With research assistance from Bigirimana, Bowser has begun to assess the healthcare system for expansion, and the news is good. "Rwanda is ready for this," she explained. "You can't say the same for all countries in sub-Saharan Africa, but Rwanda has a base level of technology and has developed a community-based health insurance that covers about 85% of its population. Although right now it only covers basic primary care, this gives us a solid foundation on which to grow."
People living in underdeveloped nations have low life expectancies, and many die of infectious diseases like malaria. As a country's health systems improve, the average lifespan of its citizens grows. However, as life expectancies increase, so does the prevalence of late-in-life illnesses, like cancer and cardiovascular diseases. Treating these "diseases of affluence" typically requires an overhaul of the healthcare system: adding new facilities, expanding payment plans and training a new healthcare workforce.
This is Rwanda's current situation—its primary healthcare system has improved drastically and it now faces a growing demand for cardiovascular care and other non-communicable diseases including diabetes, hypertension and cancers. "One of the higher-level officials we're working with has been enthusiastic about this project because he himself is paying out-of-pocket to fly out of Rwanda for heart disease treatment," said Bowser. "He has the money to fly out and get that care, but a growing number of Rwandans need these services, and most of them can't pay."
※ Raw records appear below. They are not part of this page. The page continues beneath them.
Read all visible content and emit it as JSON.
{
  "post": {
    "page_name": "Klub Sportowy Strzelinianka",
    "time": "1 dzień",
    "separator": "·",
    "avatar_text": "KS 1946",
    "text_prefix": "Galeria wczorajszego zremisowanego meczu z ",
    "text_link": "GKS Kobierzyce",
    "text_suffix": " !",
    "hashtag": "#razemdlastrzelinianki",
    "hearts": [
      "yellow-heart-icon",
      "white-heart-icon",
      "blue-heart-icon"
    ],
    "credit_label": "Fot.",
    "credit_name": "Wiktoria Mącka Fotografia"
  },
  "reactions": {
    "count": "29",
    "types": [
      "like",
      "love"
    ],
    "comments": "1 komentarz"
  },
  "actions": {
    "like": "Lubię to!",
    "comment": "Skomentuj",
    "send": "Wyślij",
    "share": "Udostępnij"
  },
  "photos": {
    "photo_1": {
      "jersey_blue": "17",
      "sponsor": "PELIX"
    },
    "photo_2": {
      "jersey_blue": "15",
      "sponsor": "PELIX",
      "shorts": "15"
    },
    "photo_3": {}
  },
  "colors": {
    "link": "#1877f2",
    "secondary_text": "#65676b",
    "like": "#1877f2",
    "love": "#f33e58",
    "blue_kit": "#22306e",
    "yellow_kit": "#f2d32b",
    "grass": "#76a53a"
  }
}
An opportunity for equity
“The purpose of this project is not to expand cardiac services only to those who can pay, but to the entire Rwandan population ”
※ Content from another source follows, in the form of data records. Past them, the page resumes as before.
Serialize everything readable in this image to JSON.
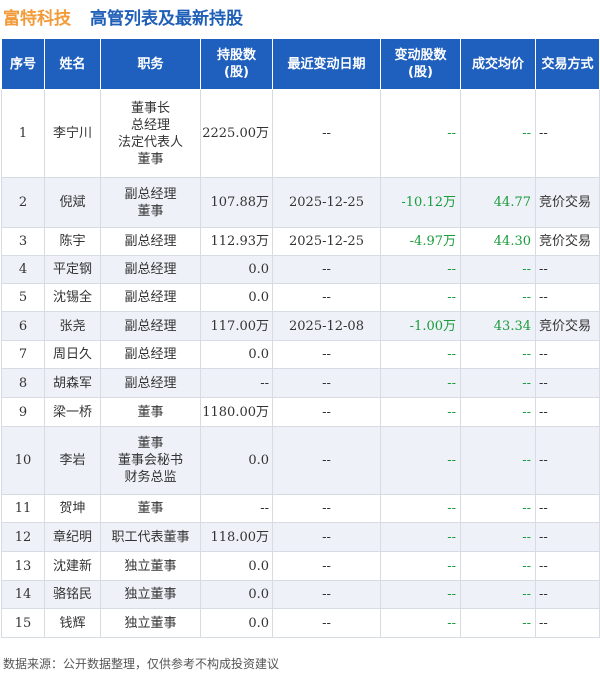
{
  "header": {
    "company": "富特科技",
    "title": "高管列表及最新持股"
  },
  "columns": [
    "序号",
    "姓名",
    "职务",
    "持股数\n(股)",
    "最近变动日期",
    "变动股数\n(股)",
    "成交均价",
    "交易方式"
  ],
  "rows": [
    {
      "no": "1",
      "name": "李宁川",
      "positions": [
        "董事长",
        "总经理",
        "法定代表人",
        "董事"
      ],
      "holding": "2225.00万",
      "date": "--",
      "change": "--",
      "price": "--",
      "mode": "--"
    },
    {
      "no": "2",
      "name": "倪斌",
      "positions": [
        "副总经理",
        "董事"
      ],
      "holding": "107.88万",
      "date": "2025-12-25",
      "change": "-10.12万",
      "price": "44.77",
      "mode": "竞价交易"
    },
    {
      "no": "3",
      "name": "陈宇",
      "positions": [
        "副总经理"
      ],
      "holding": "112.93万",
      "date": "2025-12-25",
      "change": "-4.97万",
      "price": "44.30",
      "mode": "竞价交易"
    },
    {
      "no": "4",
      "name": "平定钢",
      "positions": [
        "副总经理"
      ],
      "holding": "0.0",
      "date": "--",
      "change": "--",
      "price": "--",
      "mode": "--"
    },
    {
      "no": "5",
      "name": "沈锡全",
      "positions": [
        "副总经理"
      ],
      "holding": "0.0",
      "date": "--",
      "change": "--",
      "price": "--",
      "mode": "--"
    },
    {
      "no": "6",
      "name": "张尧",
      "positions": [
        "副总经理"
      ],
      "holding": "117.00万",
      "date": "2025-12-08",
      "change": "-1.00万",
      "price": "43.34",
      "mode": "竞价交易"
    },
    {
      "no": "7",
      "name": "周日久",
      "positions": [
        "副总经理"
      ],
      "holding": "0.0",
      "date": "--",
      "change": "--",
      "price": "--",
      "mode": "--"
    },
    {
      "no": "8",
      "name": "胡森军",
      "positions": [
        "副总经理"
      ],
      "holding": "--",
      "date": "--",
      "change": "--",
      "price": "--",
      "mode": "--"
    },
    {
      "no": "9",
      "name": "梁一桥",
      "positions": [
        "董事"
      ],
      "holding": "1180.00万",
      "date": "--",
      "change": "--",
      "price": "--",
      "mode": "--"
    },
    {
      "no": "10",
      "name": "李岩",
      "positions": [
        "董事",
        "董事会秘书",
        "财务总监"
      ],
      "holding": "0.0",
      "date": "--",
      "change": "--",
      "price": "--",
      "mode": "--"
    },
    {
      "no": "11",
      "name": "贺坤",
      "positions": [
        "董事"
      ],
      "holding": "--",
      "date": "--",
      "change": "--",
      "price": "--",
      "mode": "--"
    },
    {
      "no": "12",
      "name": "章纪明",
      "positions": [
        "职工代表董事"
      ],
      "holding": "118.00万",
      "date": "--",
      "change": "--",
      "price": "--",
      "mode": "--"
    },
    {
      "no": "13",
      "name": "沈建新",
      "positions": [
        "独立董事"
      ],
      "holding": "0.0",
      "date": "--",
      "change": "--",
      "price": "--",
      "mode": "--"
    },
    {
      "no": "14",
      "name": "骆铭民",
      "positions": [
        "独立董事"
      ],
      "holding": "0.0",
      "date": "--",
      "change": "--",
      "price": "--",
      "mode": "--"
    },
    {
      "no": "15",
      "name": "钱辉",
      "positions": [
        "独立董事"
      ],
      "holding": "0.0",
      "date": "--",
      "change": "--",
      "price": "--",
      "mode": "--"
    }
  ],
  "footer": "数据来源：公开数据整理，仅供参考不构成投资建议",
  "colors": {
    "header_bg": "#1f5fbd",
    "company": "#f29b3a",
    "title": "#1f5fb8",
    "negative": "#1a9b3c"
  }
}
In Rwanda, rheumatic heart disease is a disease of the rural poor. Isolated from urban amenities—including hospitals—and unable to walk modest distances or attend school or work, these young adults suffer both physically as well as psychologically and socially. Since the disease is poorly understood and often undiagnosed, many assume they have HIV, which bears a heavy stigma in the region.
Team Heart continues to provide 16 surgeries per year, and is currently planning to build a state-of-the-art cardiac facility in Kigali where Rwandans will receive in-country treatment. "But we can't just build a hospital and leave it there, like an island," said Bigirimana. "The people we're targeting most likely live in rural regions and are most likely poor—they won't have access to that hospital if there's no way to get there and no way to pay for services. The trick is to integrate it into the system."
The challenge now facing Bowser and the Rwandan Ministry of Health is to figure out how to pay for expanded cardiovascular services. "That's where it gets innovative," said Bowser. "We need to find a way to finance this plan. Other countries have covered services for cancer care and cardiovascular care in creative ways, so we're surveying case studies to see what's worked."
"The purpose of this project is not to expand cardiac services only to those who can pay, but to the entire Rwandan population," Bowser stressed. Expanding the Rwandan health system to include preventive cardiac care will reduce the rate of rheumatic heart disease among the rural poor, and will allow more children to be treated early—before they need a valve replacement.
Patton-Bolman and Bowser continue to foster a close relationship between Team Heart and the Rwandan Ministry of Health, which is committed to explicitly addressing health equity concerns. "That's huge," said Bigirimana. "We're able to have those tough conversations about funding and strategy, while openly agreeing that we're targeting the poorest of the poor in our country." She added that there is urgency to make these improvements now. The burden is real, and it's growing.